***Solutions Architect*** - Brighton - £40k - Permanent

£35000 - £40000 Per Annum Excellent benefits: Clearwater People Solutions Ltd:...

Senior Research Fellow in Gender, Food and Resilient Communities

£47,334 - £59,058 per annum: Coventry University: The Centre for Agroecology, ...

Day In a Page

Read Next
 

Taking on Ukip requires a delicate balancing act for both main parties

Andrew Grice
Today is a bigger Shabbes than usual in the Jewish world because it has been chosen to launch the Shabbos Project  

Shabbes exerts a pull on all Jews, and today is bigger than ever

Howard Jacobson
Wilko Johnson, now the bad news: musician splits with manager after police investigate assault claims

Wilko Johnson, now the bad news

Former Dr Feelgood splits with manager after police investigate assault claims
Mark Udall: The Democrat Senator with a fight on his hands ahead of the US midterm elections

Mark Udall: The Democrat Senator with a fight on his hands

The Senator for Colorado is for gay rights, for abortion rights – and in the Republicans’ sights as they threaten to take control of the Senate next month
New discoveries show more contact between far-flung prehistoric humans than had been thought

New discoveries show more contact between far-flung prehistoric humans than had been thought

Evidence found of contact between Easter Islanders and South America
Cerys Matthews reveals how her uncle taped 150 interviews for a biography of Dylan Thomas

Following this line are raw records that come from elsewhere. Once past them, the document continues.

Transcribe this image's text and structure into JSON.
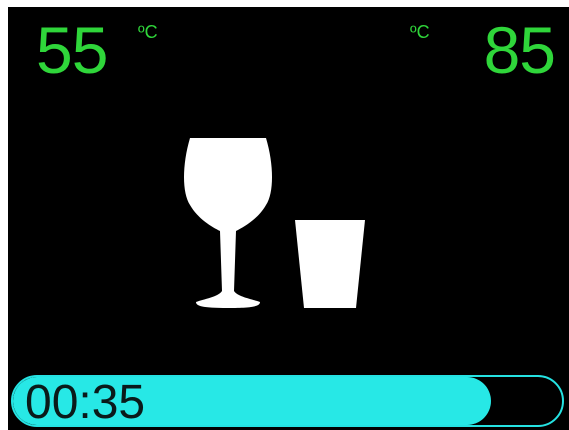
{
  "display": {
    "temp_left": "55",
    "temp_left_unit": "ºC",
    "temp_right": "85",
    "temp_right_unit": "ºC",
    "timer": "00:35",
    "progress_fraction": 0.87,
    "accent_color": "#2fd63a",
    "progress_color": "#27e8e6",
    "icons": [
      "wine-glass-icon",
      "tumbler-glass-icon"
    ]
  }
}
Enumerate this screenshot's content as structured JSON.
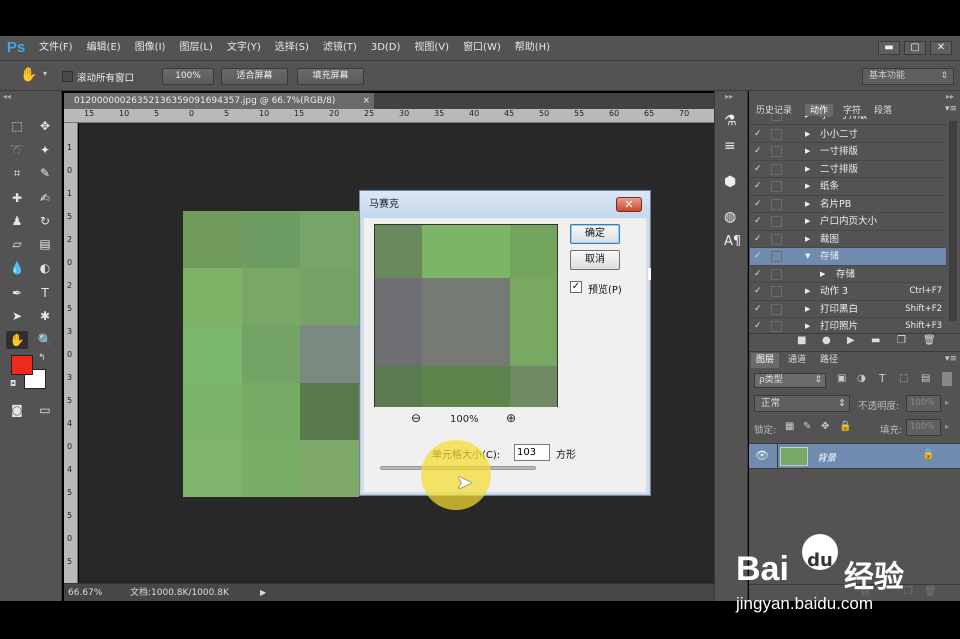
{
  "app": {
    "logo": "Ps"
  },
  "menu": [
    "文件(F)",
    "编辑(E)",
    "图像(I)",
    "图层(L)",
    "文字(Y)",
    "选择(S)",
    "滤镜(T)",
    "3D(D)",
    "视图(V)",
    "窗口(W)",
    "帮助(H)"
  ],
  "window_controls": {
    "minimize": "▬",
    "maximize": "▢",
    "close": "✕"
  },
  "options": {
    "scroll_all_label": "滚动所有窗口",
    "zoom_100": "100%",
    "fit_screen": "适合屏幕",
    "fill_screen": "填充屏幕",
    "workspace": "基本功能"
  },
  "document": {
    "tab_title": "01200000026352136359091694357.jpg @ 66.7%(RGB/8)",
    "tab_close": "×",
    "zoom": "66.67%",
    "doc_info": "文档:1000.8K/1000.8K",
    "ruler_top": [
      "15",
      "10",
      "5",
      "0",
      "5",
      "10",
      "15",
      "20",
      "25",
      "30",
      "35",
      "40",
      "45",
      "50",
      "55",
      "60",
      "65",
      "70"
    ],
    "ruler_left": [
      "1",
      "0",
      "1",
      "5",
      "2",
      "0",
      "2",
      "5",
      "3",
      "0",
      "3",
      "5",
      "4",
      "0",
      "4",
      "5",
      "5",
      "0",
      "5"
    ],
    "mosaic": [
      "#6f9a5a",
      "#6e9c65",
      "#76a567",
      "#7eb267",
      "#78a766",
      "#77a265",
      "#7ab76a",
      "#73a465",
      "#7a8a80",
      "#7cb46a",
      "#76ac65",
      "#5a7a4e",
      "#7fb46a",
      "#77ad65",
      "#7fa96a"
    ]
  },
  "panels": {
    "history_tabs": [
      "历史记录",
      "动作",
      "字符",
      "段落"
    ],
    "actions": [
      {
        "name": "小一寸排版",
        "shortcut": "",
        "partial": true
      },
      {
        "name": "小小二寸",
        "shortcut": ""
      },
      {
        "name": "一寸排版",
        "shortcut": ""
      },
      {
        "name": "二寸排版",
        "shortcut": ""
      },
      {
        "name": "纸条",
        "shortcut": ""
      },
      {
        "name": "名片PB",
        "shortcut": ""
      },
      {
        "name": "户口内页大小",
        "shortcut": ""
      },
      {
        "name": "裁图",
        "shortcut": ""
      },
      {
        "name": "存储",
        "shortcut": "",
        "expanded": true,
        "selected": true
      },
      {
        "name": "存储",
        "shortcut": "",
        "child": true
      },
      {
        "name": "动作 3",
        "shortcut": "Ctrl+F7"
      },
      {
        "name": "打印黑白",
        "shortcut": "Shift+F2"
      },
      {
        "name": "打印照片",
        "shortcut": "Shift+F3"
      }
    ],
    "layers_tabs": [
      "图层",
      "通道",
      "路径"
    ],
    "kind_filter": "ρ类型",
    "blend_mode": "正常",
    "opacity_label": "不透明度:",
    "opacity_value": "100%",
    "lock_label": "锁定:",
    "fill_label": "填充:",
    "fill_value": "100%",
    "layer_name": "背景"
  },
  "dialog": {
    "title": "马赛克",
    "ok": "确定",
    "cancel": "取消",
    "preview_label": "预览(P)",
    "preview_checked": "✓",
    "zoom_level": "100%",
    "cell_size_label": "单元格大小(C):",
    "cell_size_value": "103",
    "unit": "方形",
    "preview_cells": [
      "#6a8a5e",
      "#7db567",
      "#73a55f",
      "#6d6f72",
      "#757a72",
      "#79a863",
      "#5a7a4f",
      "#5d844a",
      "#6f8a63"
    ]
  },
  "watermark": {
    "brand_a": "Bai",
    "brand_b": "du",
    "brand_c": "经验",
    "url": "jingyan.baidu.com"
  },
  "colors": {
    "foreground": "#f0281e",
    "background": "#ffffff",
    "selection": "#6f8baf"
  }
}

Cerys Matthews on Dylan Thomas

The singer reveals how her uncle taped 150 interviews for a biography of the famous Welsh poet
DIY is not fun and we've finally realised this as a nation

Homebase closures: 'DIY is not fun'

Homebase has announced the closure of one in four of its stores. Nick Harding, who never did know his awl from his elbow, is glad to see the back of DIY
The Battle of the Five Armies: Air New Zealand releases new Hobbit-inspired in-flight video

Air New Zealand's wizard in-flight video

The airline has released a new Hobbit-inspired clip dubbed "The most epic safety video ever made"
Pumpkin spice is the flavour of the month - but can you stomach the sweetness?

Pumpkin spice is the flavour of the month

The combination of cinnamon, clove, nutmeg (and no actual pumpkin), now flavours everything from lattes to cream cheese in the US
11 best sonic skincare brushes

11 best sonic skincare brushes

Forget the flannel - take skincare to the next level by using your favourite cleanser with a sonic facial brush
Paul Scholes column: I'm not worried about Manchester United's defence - Chelsea test can be the making of Phil Jones and Marcos Rojo

Paul Scholes column

I'm not worried about Manchester United's defence - Chelsea test can be the making of Jones and Rojo
Frank Warren: Boxing has its problems but in all my time I've never seen a crooked fight

Frank Warren: Boxing has its problems but in all my time I've never seen a crooked fight

While other sports are stalked by corruption, we are an easy target for the critics
Jamie Roberts exclusive interview: 'I'm a man of my word – I'll stay in Paris'

Jamie Roberts: 'I'm a man of my word – I'll stay in Paris'

Wales centre says he’s not coming home but is looking to establish himself at Racing Métro
How could three tourists have been battered within an inch of their lives by a burglar in a plush London hotel?

A crime that reveals London's dark heart

How could three tourists have been battered within an inch of their lives by a burglar in a plush London hotel?
Meet 'Porridge' and 'Vampire': Chinese state TV is offering advice for citizens picking a Western moniker

Lost in translation: Western monikers

Chinese state TV is offering advice for citizens picking a Western moniker. Simon Usborne, who met a 'Porridge' and a 'Vampire' while in China, can see the problem
Handy hacks that make life easier: New book reveals how to rid your inbox of spam, protect your passwords and amplify your iPhone

Handy hacks that make life easier

New book reveals how to rid your email inbox of spam, protect your passwords and amplify your iPhone with a loo-roll
KidZania lets children try their hands at being a firefighter, doctor or factory worker for the day

KidZania: It's a small world

The new 'educational entertainment experience' in London's Shepherd's Bush will allow children to try out the jobs that are usually undertaken by adults, including firefighter, doctor or factory worker